Website and app data records
****

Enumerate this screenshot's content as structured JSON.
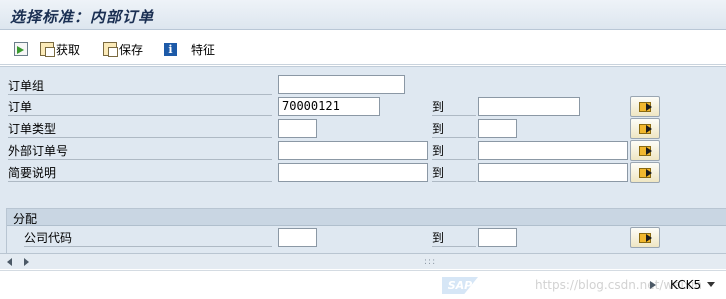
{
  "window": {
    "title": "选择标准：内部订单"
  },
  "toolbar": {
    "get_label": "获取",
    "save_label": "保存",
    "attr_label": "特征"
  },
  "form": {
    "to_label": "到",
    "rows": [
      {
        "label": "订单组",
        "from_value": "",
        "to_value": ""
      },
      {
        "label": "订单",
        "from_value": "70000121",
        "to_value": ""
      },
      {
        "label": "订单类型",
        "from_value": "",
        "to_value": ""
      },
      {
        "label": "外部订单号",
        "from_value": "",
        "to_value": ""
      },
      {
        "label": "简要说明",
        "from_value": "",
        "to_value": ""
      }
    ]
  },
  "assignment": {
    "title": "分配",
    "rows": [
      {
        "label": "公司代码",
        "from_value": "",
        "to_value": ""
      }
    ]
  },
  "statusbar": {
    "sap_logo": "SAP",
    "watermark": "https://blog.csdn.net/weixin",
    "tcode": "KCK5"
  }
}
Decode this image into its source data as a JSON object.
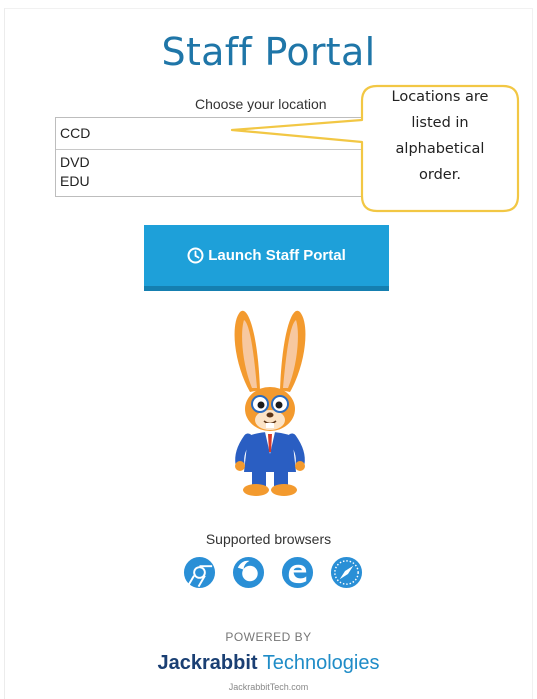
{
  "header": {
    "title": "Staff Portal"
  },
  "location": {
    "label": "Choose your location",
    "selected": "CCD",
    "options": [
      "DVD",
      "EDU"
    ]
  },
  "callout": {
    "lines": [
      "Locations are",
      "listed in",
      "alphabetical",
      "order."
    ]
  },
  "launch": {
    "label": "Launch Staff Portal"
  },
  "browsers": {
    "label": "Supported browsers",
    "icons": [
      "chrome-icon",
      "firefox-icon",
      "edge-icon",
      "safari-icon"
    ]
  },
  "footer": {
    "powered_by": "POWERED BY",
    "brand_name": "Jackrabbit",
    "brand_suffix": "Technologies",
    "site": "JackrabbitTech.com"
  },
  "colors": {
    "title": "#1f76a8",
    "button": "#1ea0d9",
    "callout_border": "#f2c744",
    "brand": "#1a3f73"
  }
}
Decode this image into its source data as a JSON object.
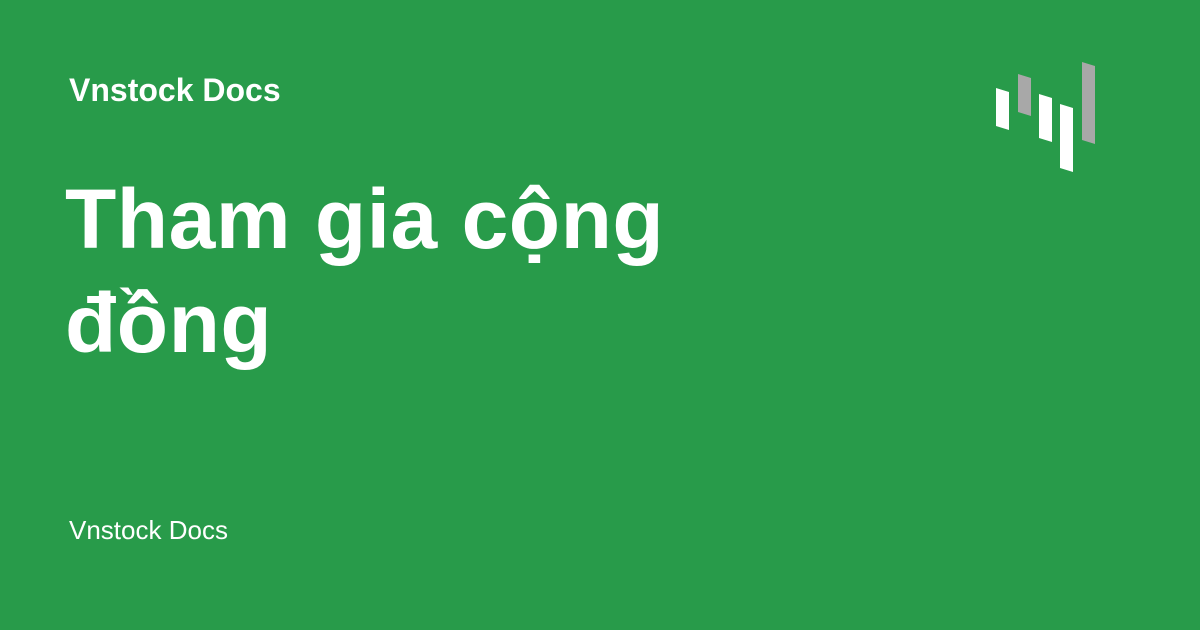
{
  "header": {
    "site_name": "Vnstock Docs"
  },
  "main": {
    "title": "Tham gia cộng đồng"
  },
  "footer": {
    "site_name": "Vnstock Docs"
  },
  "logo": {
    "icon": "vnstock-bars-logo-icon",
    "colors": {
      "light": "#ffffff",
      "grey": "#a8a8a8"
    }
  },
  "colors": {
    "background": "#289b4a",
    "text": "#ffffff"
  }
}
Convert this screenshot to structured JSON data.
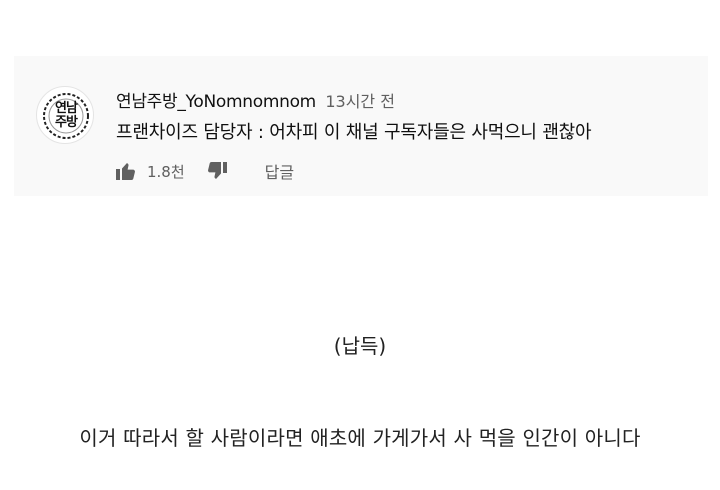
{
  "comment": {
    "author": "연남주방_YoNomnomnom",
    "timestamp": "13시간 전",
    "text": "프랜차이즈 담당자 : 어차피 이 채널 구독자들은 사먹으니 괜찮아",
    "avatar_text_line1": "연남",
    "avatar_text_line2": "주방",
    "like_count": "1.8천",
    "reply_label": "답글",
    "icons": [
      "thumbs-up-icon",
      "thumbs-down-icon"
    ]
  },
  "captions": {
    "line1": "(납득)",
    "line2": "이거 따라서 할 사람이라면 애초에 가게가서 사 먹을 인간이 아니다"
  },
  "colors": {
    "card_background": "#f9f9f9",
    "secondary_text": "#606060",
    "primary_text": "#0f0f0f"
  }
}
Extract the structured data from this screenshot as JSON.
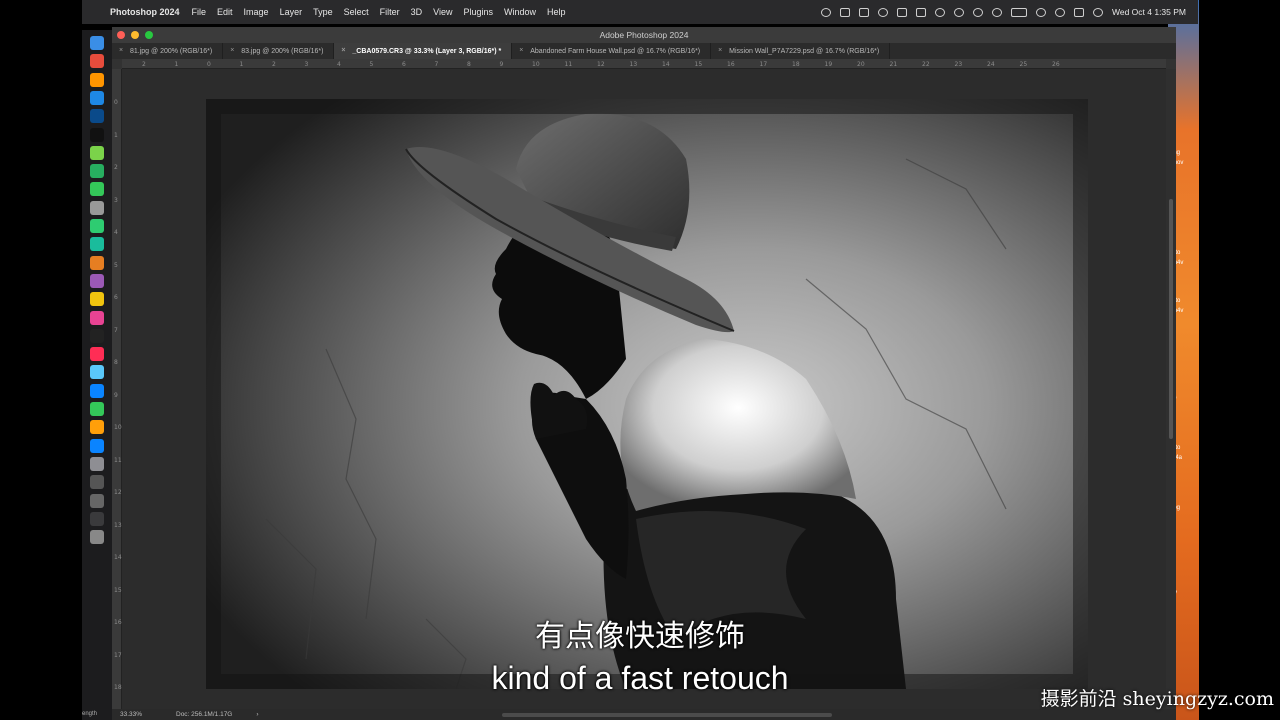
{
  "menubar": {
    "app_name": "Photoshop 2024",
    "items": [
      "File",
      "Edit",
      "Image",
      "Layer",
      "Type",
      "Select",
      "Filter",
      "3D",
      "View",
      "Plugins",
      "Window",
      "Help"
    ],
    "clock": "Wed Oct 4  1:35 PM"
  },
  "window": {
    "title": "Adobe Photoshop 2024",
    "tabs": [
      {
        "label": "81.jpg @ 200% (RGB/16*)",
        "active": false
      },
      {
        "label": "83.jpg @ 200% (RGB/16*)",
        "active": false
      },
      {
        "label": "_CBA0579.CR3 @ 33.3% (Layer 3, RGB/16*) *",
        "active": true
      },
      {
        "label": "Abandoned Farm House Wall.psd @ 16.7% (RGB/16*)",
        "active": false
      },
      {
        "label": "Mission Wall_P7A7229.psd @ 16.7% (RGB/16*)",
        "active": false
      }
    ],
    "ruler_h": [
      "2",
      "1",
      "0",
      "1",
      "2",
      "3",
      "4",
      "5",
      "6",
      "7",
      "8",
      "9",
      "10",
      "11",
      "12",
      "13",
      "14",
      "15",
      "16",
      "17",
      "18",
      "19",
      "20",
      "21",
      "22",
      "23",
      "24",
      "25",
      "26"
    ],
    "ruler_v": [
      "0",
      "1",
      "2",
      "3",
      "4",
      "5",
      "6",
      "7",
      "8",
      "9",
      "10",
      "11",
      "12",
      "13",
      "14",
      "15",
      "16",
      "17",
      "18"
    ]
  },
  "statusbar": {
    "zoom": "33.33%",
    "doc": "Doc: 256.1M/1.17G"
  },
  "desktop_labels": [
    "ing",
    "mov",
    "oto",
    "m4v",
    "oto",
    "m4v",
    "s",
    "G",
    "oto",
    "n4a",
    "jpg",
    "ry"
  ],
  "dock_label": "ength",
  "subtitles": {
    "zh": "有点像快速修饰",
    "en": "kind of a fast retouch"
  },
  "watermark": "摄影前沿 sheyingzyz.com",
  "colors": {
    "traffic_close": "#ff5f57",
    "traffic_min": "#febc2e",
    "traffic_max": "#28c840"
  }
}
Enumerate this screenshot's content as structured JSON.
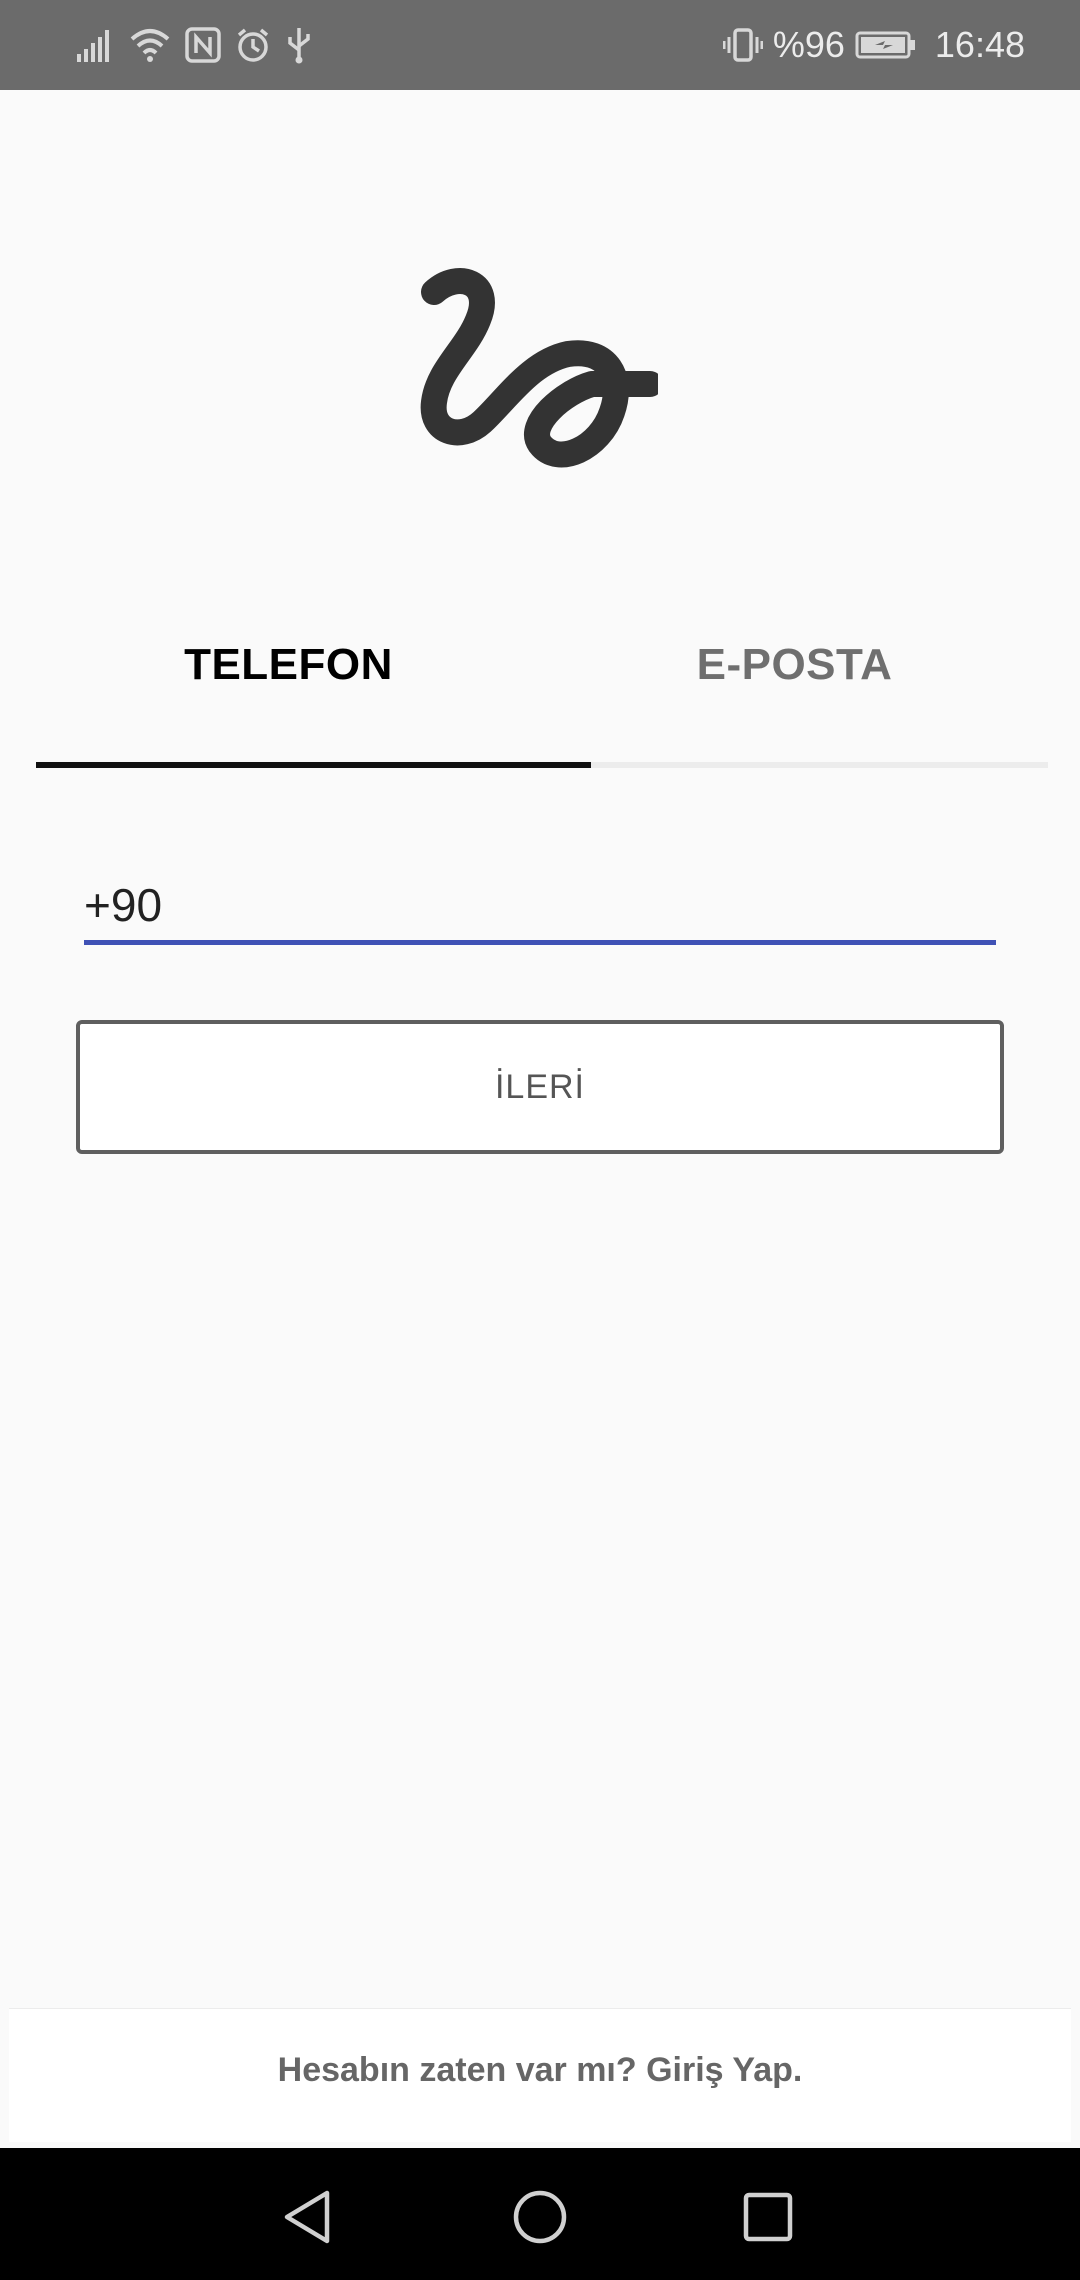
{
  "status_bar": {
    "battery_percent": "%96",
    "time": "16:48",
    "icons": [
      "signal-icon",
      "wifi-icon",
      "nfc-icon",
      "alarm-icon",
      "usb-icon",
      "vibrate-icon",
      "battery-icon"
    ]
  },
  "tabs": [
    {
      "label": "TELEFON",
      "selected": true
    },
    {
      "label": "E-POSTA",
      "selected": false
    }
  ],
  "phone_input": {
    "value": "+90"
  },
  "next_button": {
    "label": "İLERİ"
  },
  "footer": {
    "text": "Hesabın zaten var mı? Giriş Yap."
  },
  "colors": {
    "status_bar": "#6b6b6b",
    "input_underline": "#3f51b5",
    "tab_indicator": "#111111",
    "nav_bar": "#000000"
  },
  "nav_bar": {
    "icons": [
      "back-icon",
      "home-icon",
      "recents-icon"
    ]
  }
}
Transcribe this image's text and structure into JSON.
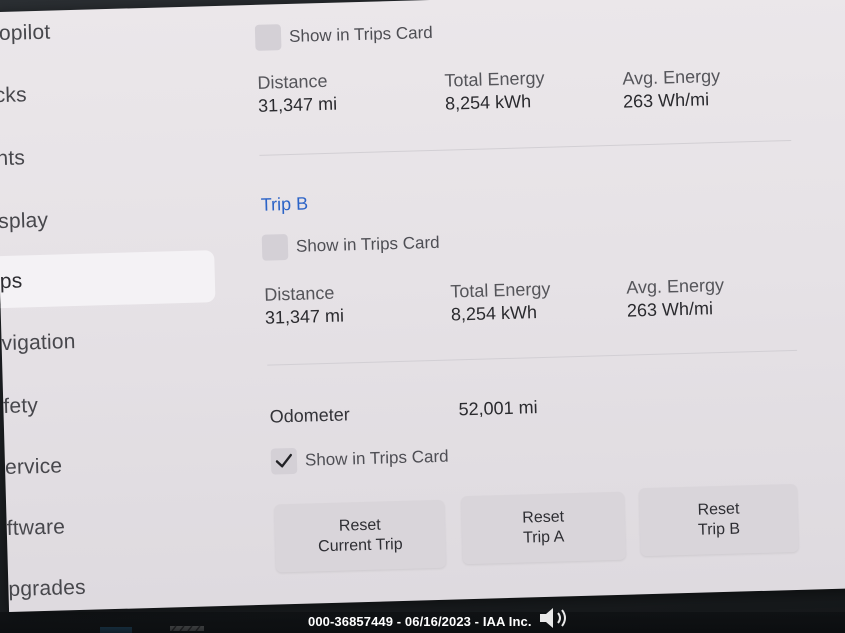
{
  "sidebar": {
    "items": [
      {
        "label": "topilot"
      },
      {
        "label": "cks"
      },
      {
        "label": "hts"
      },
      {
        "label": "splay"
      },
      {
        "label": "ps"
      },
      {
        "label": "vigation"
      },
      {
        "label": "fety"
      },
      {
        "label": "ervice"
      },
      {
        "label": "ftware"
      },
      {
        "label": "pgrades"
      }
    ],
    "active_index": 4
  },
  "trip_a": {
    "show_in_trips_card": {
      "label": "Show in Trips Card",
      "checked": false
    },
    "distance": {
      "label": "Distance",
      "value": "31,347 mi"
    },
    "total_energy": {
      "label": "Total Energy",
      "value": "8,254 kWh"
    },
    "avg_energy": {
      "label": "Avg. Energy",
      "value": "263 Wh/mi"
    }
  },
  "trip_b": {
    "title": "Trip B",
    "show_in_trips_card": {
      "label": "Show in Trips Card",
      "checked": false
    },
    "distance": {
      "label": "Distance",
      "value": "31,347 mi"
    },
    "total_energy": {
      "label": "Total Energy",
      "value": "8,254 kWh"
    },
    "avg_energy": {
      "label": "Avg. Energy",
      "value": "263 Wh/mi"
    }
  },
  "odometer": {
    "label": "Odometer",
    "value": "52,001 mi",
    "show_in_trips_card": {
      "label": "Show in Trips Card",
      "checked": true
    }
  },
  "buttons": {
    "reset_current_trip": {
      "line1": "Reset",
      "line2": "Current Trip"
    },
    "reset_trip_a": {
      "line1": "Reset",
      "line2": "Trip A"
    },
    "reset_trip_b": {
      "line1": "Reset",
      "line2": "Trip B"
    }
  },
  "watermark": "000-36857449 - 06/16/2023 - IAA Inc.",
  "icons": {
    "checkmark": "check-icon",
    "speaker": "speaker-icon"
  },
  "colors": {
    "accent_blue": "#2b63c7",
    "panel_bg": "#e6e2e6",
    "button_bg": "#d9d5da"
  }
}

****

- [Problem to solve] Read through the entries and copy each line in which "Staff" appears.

- [Your response]
    "title": "Staff Portal"
    "label": "Launch Staff Portal"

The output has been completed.